Would you please copy every line from the records that contains the word "Target"?

----- ENTRIES SHOWN

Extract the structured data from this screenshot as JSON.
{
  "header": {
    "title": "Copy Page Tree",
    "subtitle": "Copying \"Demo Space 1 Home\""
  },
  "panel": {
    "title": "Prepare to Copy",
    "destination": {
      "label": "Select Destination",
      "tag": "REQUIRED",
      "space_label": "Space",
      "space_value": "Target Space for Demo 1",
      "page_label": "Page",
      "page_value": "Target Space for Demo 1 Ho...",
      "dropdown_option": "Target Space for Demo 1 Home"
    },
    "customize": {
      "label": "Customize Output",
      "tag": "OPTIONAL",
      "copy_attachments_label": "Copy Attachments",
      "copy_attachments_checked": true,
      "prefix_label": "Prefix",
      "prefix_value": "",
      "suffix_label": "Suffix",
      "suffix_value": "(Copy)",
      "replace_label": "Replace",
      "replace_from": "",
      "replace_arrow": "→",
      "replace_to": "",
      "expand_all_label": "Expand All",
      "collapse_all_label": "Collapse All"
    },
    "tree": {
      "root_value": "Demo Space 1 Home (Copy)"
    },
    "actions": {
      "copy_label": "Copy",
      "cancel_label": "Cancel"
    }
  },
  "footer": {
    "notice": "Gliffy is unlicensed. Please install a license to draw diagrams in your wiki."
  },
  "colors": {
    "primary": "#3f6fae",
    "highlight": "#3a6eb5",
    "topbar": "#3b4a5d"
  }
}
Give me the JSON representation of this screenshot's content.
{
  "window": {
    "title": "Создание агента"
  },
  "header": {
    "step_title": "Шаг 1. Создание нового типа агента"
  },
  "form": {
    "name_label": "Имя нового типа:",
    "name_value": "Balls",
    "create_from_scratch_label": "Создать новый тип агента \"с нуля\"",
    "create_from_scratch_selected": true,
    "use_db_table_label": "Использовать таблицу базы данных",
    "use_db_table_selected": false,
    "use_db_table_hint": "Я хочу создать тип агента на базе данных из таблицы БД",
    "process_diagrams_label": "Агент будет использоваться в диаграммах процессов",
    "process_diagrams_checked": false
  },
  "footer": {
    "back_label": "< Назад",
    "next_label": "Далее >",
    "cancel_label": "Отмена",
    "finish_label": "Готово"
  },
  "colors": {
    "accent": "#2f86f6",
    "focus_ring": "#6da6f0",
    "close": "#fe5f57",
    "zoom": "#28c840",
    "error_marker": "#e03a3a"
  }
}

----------

**EXERCISE OUTPUT:**
      "space_value": "Target Space for Demo 1",
      "page_value": "Target Space for Demo 1 Ho...",
      "dropdown_option": "Target Space for Demo 1 Home"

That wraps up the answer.